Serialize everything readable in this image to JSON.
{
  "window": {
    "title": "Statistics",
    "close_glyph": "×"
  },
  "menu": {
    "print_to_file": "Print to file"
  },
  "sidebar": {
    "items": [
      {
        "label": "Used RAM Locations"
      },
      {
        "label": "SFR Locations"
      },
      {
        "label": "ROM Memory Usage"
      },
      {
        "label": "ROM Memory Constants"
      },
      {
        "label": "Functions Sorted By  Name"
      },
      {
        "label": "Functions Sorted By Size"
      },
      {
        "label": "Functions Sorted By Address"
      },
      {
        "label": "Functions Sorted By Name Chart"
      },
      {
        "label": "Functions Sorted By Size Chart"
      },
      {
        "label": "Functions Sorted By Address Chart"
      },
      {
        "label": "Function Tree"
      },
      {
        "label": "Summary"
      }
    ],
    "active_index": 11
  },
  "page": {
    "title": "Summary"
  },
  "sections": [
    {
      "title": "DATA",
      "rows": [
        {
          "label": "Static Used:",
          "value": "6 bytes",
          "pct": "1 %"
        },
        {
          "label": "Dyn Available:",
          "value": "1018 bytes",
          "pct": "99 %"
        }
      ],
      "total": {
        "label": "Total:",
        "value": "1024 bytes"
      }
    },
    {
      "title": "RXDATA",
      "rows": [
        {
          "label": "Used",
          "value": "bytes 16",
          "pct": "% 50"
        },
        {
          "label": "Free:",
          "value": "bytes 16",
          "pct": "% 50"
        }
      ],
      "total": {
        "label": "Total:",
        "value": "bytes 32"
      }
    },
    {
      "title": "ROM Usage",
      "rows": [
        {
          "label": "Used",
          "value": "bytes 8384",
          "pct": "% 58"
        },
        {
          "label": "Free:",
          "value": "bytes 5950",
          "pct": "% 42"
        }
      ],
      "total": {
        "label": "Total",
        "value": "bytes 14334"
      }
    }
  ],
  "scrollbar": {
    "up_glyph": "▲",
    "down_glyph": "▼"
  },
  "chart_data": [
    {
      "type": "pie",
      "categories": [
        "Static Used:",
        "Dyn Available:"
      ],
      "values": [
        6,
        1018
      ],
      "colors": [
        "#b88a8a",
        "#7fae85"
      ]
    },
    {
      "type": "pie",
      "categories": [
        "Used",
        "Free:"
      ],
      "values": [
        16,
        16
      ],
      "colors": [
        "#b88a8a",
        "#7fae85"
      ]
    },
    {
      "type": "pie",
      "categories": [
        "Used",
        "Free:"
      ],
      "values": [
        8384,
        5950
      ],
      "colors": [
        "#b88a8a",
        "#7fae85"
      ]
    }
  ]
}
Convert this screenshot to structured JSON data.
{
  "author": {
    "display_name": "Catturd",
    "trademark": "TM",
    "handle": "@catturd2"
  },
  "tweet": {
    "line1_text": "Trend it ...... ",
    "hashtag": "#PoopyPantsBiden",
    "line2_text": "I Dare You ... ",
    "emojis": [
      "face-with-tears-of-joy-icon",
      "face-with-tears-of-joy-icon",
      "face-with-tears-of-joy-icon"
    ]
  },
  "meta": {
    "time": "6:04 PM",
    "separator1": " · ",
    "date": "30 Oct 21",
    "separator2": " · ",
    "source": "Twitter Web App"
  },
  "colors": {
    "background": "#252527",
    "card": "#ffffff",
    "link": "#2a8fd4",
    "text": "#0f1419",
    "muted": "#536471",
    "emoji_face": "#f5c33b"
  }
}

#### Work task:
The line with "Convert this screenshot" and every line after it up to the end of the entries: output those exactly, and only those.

#### Solution to the problem:
Convert this screenshot to structured JSON data.
{
  "author": {
    "display_name": "Catturd",
    "trademark": "TM",
    "handle": "@catturd2"
  },
  "tweet": {
    "line1_text": "Trend it ...... ",
    "hashtag": "#PoopyPantsBiden",
    "line2_text": "I Dare You ... ",
    "emojis": [
      "face-with-tears-of-joy-icon",
      "face-with-tears-of-joy-icon",
      "face-with-tears-of-joy-icon"
    ]
  },
  "meta": {
    "time": "6:04 PM",
    "separator1": " · ",
    "date": "30 Oct 21",
    "separator2": " · ",
    "source": "Twitter Web App"
  },
  "colors": {
    "background": "#252527",
    "card": "#ffffff",
    "link": "#2a8fd4",
    "text": "#0f1419",
    "muted": "#536471",
    "emoji_face": "#f5c33b"
  }
}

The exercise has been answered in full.